A new study found recycled crumb rubber infill to have no risks to public health.
The study, which appeared in the journal Environmental Research, evaluated all available date in North American on the chemical composition of recycled rubber, as well as air sampling data collected on or near synthetic turf fields. Researchers evaluated ingestion, dermal contact, and inhalation pathways according to guidelines set by the EPA, and the study also took into account exposure scenarios for adults, adolescents, and children.
According to the study’s conclusion, the research adds “to the growing body of literature that suggests recycled rubber infill in synthetic turf poses negligible risks to human health. This comprehensive assessment provides data that allow stakeholders to make informed decisions about installing and using these fields.”
Dan Bond, president and CEO of the STC, said the study shows that recycled rubber infill poses no greater health risk than natural grass surfaces. “This risk assessment aligns with more than 90 other peer-reviewed academic studies, third-party reports and federal and state government analyses that also have not found public health concerns from playing on synthetic turf fields with this material,” Bond said. “In just the past 12 months, multiple government agencies, including the Washington State Health Department, Dutch National Institute for Public Health and the Environment and European Chemical Agency have published reports and analyses that have come to a similar conclusion and found no reason to advise people of all ages against playing on synthetic turf fields with recycled rubber infill.”
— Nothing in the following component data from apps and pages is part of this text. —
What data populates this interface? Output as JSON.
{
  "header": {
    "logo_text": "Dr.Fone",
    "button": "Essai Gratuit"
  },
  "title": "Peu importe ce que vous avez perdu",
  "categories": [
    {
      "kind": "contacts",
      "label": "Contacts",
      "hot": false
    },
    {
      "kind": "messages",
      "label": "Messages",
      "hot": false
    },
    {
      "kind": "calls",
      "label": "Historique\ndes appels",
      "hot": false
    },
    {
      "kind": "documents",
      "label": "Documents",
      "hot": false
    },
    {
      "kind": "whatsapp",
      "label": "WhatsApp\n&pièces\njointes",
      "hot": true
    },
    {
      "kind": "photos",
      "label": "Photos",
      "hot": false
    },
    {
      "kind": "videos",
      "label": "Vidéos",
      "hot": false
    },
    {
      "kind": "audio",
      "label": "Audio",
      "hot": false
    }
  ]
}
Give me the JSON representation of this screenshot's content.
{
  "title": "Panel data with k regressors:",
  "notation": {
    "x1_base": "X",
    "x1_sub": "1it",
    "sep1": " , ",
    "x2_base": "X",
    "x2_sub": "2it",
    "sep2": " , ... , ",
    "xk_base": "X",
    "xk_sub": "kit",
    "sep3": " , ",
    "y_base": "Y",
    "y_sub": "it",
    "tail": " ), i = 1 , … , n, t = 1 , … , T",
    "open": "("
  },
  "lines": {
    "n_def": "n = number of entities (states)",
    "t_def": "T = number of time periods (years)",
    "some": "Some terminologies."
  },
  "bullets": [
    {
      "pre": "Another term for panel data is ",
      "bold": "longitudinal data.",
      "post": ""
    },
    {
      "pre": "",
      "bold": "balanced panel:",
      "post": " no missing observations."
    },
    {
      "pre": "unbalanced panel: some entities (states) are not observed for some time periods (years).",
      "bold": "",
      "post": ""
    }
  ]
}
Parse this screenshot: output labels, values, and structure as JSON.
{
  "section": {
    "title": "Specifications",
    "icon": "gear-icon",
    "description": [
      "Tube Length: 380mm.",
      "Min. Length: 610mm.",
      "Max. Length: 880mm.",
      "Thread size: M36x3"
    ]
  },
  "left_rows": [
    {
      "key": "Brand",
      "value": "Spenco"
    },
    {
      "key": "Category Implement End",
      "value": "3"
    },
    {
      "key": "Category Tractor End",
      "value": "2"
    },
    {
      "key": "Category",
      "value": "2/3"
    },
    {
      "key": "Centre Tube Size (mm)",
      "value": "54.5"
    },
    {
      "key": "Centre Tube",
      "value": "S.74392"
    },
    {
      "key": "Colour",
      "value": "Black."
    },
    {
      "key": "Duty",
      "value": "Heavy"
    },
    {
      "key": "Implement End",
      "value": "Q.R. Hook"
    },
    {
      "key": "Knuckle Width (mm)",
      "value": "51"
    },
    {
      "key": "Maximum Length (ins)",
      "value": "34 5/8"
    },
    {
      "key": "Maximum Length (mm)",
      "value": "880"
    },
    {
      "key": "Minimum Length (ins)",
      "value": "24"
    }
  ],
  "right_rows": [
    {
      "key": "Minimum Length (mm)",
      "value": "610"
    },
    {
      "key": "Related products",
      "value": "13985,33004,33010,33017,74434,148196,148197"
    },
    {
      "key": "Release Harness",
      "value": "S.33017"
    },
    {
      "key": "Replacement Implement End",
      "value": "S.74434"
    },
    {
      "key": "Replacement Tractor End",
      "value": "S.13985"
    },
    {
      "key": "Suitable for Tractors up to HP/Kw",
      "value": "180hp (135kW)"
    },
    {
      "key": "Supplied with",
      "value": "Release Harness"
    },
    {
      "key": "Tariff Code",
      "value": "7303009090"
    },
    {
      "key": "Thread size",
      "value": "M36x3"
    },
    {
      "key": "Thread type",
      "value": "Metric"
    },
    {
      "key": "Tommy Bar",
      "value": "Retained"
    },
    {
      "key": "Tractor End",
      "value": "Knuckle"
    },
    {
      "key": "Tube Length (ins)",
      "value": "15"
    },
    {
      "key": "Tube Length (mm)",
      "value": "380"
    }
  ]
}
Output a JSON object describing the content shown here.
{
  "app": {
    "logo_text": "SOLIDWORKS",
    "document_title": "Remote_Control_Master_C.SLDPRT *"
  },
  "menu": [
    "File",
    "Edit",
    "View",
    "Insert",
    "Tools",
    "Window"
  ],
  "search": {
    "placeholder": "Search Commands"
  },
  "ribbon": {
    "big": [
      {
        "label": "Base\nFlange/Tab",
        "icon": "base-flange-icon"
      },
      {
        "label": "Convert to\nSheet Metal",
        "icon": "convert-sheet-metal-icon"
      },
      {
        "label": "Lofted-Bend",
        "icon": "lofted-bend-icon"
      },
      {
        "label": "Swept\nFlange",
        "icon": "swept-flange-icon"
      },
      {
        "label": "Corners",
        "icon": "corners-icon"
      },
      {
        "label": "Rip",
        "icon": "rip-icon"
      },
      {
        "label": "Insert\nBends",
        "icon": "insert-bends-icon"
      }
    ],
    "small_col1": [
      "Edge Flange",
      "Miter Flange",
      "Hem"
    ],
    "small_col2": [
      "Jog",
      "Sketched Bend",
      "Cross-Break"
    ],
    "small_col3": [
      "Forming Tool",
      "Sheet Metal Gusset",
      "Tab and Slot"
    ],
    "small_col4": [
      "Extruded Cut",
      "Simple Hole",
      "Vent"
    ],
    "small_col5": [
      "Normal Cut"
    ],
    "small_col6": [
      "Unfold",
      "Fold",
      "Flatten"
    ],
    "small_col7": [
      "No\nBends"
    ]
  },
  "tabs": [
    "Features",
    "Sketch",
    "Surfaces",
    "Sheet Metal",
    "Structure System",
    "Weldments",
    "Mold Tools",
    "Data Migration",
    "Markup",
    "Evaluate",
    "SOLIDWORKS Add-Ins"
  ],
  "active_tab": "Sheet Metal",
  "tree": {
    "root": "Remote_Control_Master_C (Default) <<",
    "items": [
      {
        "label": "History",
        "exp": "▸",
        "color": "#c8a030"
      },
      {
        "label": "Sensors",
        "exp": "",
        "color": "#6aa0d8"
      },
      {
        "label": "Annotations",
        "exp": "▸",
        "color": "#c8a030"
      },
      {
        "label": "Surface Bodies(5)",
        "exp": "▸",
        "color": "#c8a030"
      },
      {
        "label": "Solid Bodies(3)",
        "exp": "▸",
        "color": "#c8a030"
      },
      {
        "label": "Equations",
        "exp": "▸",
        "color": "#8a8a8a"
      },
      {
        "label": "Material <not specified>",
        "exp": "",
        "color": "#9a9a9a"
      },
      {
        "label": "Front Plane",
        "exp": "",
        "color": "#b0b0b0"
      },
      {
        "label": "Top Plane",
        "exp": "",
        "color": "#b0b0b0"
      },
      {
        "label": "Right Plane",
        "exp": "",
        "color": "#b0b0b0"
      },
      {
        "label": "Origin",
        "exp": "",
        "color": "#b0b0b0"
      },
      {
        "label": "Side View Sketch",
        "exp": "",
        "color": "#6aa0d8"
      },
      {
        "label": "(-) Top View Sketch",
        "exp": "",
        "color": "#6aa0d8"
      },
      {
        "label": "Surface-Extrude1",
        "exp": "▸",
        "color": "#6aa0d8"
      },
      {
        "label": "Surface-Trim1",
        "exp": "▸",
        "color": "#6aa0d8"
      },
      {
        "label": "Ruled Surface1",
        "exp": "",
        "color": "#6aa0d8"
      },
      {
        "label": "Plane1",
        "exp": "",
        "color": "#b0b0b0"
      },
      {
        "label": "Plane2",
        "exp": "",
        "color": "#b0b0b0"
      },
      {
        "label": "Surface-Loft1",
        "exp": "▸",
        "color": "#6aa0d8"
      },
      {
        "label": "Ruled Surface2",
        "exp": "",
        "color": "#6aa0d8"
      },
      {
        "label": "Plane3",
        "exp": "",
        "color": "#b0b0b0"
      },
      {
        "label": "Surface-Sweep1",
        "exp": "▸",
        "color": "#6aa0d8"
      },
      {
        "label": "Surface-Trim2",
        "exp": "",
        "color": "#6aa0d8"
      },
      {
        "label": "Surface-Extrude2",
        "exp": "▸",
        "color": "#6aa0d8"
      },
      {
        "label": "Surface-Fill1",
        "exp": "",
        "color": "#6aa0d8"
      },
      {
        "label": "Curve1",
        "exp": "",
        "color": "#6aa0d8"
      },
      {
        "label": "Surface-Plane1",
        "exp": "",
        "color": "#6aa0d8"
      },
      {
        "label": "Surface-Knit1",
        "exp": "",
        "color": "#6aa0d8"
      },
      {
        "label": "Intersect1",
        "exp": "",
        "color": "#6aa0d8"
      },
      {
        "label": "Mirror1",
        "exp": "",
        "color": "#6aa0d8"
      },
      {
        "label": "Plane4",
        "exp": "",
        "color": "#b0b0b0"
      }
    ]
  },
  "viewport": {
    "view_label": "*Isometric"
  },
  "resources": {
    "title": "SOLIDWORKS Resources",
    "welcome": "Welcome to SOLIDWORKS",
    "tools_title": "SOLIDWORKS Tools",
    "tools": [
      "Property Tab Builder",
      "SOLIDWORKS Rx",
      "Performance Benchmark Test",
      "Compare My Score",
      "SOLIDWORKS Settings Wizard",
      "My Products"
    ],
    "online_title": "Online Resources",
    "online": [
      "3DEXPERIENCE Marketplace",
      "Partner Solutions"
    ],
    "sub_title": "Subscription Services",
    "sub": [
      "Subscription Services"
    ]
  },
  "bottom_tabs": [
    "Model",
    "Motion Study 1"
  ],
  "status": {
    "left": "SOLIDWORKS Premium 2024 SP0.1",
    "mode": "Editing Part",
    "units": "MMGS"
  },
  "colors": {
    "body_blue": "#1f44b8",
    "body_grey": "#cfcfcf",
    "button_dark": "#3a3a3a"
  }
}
The STC notes that there are more than 11,000 synthetic turf field in the United States, and each saves more than 1.5 million gallons of water per year and eliminates the need for 8,000 pounds of pesticides per year. The STC also claims that a single synthetic turf field with recycled rubber diverts 20,000 tires from landfills.